The National Capital Region Watershed Stewards Academy is a program of several regional environmental groups (including the organization I work for, Anacostia Watershed Society) aimed at developing insight and skills in community leaders to help raise awareness about and address watershed issues. You can read their info sheet on the project after the jump, but I clipped the basics below:
What is a Rain Garden?All photos courtesy Jorge A. Mera from www.NewWhiteScreen.com
Rain gardens capture runoff and pollution from roads, parking lots and roofs and allow stormwater to slowly soak into the ground. Rain gardens use special sandy soils to promote water infiltration and feature deep- rooted native plants adapted to dry and wet conditions. In addition, rain gardens filter the toxins and oil and gas that are especially common in the first inch of rainwater that washes over polluted surfaces, like roads. Because rain gardens are planted with native plants, wildlife habitat is enhanced attracting beneficial birds, butterflies and insects.
The Mt. Rainier Nature Center rain garden is a capstone project for three Prince George’s County residents in efforts to reduce stormwater and pollution from entering the Northwest Branch and Anacostia River, with the aim of improving the health of these waterways. This project will promote ground water recharge in the Anacostia watershed while acting as a demonstration project and educational resource at the Mt. Rainier Nature Center.
|Volunteers plant water loving native plants in the rain garden|
|Raingarden Info Sheet, page 1|
|Raingarden info sheet, page 2|
|(L-R) Master Watershed Steward Aaron Page, Ward 1 Councilman Jimmy Tarlau, Daria Fisher Page|
|The finished product!|

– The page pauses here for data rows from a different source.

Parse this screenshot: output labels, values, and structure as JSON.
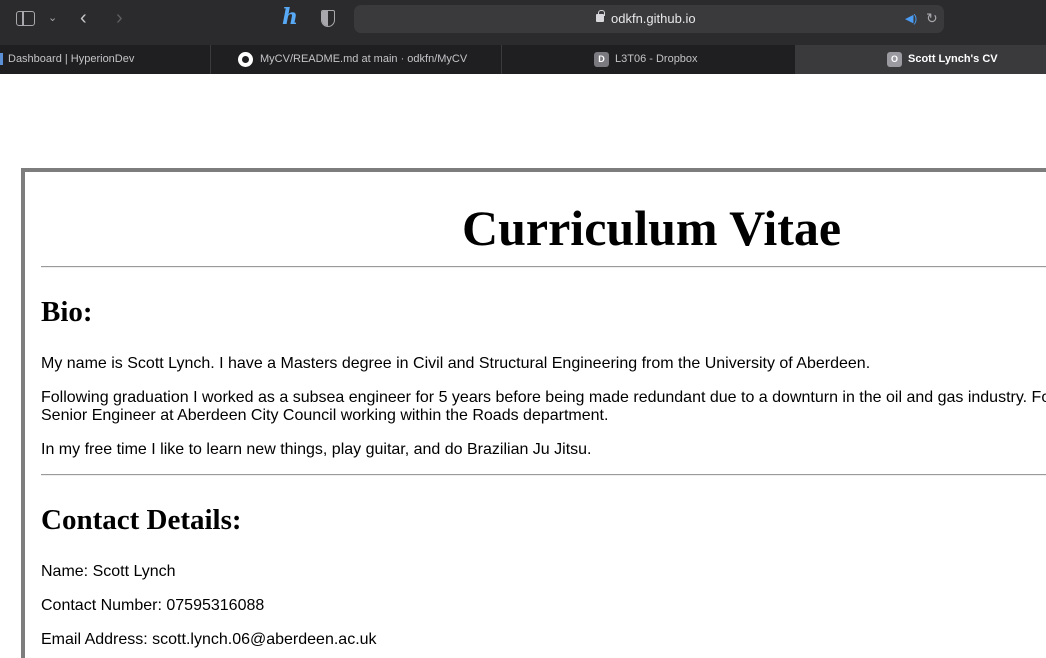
{
  "browser": {
    "url": "odkfn.github.io",
    "icons": [
      "sidebar-icon",
      "chevron-down-icon",
      "back-icon",
      "forward-icon",
      "h-extension-icon",
      "shield-icon",
      "lock-icon",
      "speaker-icon",
      "reload-icon"
    ]
  },
  "tabs": [
    {
      "label": "Dashboard | HyperionDev",
      "active": false
    },
    {
      "label": "MyCV/README.md at main · odkfn/MyCV",
      "active": false,
      "favicon": "github-icon"
    },
    {
      "label": "L3T06 - Dropbox",
      "active": false,
      "favicon_letter": "D"
    },
    {
      "label": "Scott Lynch's CV",
      "active": true,
      "favicon_letter": "O"
    }
  ],
  "page": {
    "title": "Curriculum Vitae",
    "bio_heading": "Bio:",
    "bio_p1": "My name is Scott Lynch. I have a Masters degree in Civil and Structural Engineering from the University of Aberdeen.",
    "bio_p2_line1": "Following graduation I worked as a subsea engineer for 5 years before being made redundant due to a downturn in the oil and gas industry. Fo",
    "bio_p2_line2": "Senior Engineer at Aberdeen City Council working within the Roads department.",
    "bio_p3": "In my free time I like to learn new things, play guitar, and do Brazilian Ju Jitsu.",
    "contact_heading": "Contact Details:",
    "contact_name": "Name: Scott Lynch",
    "contact_number": "Contact Number: 07595316088",
    "contact_email": "Email Address: scott.lynch.06@aberdeen.ac.uk"
  }
}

|Me talking to MRTV about the project - Graciela works so hard!|
|Master Watershed Steward MaryLee Haughwout talks about the rain garden on MRTV|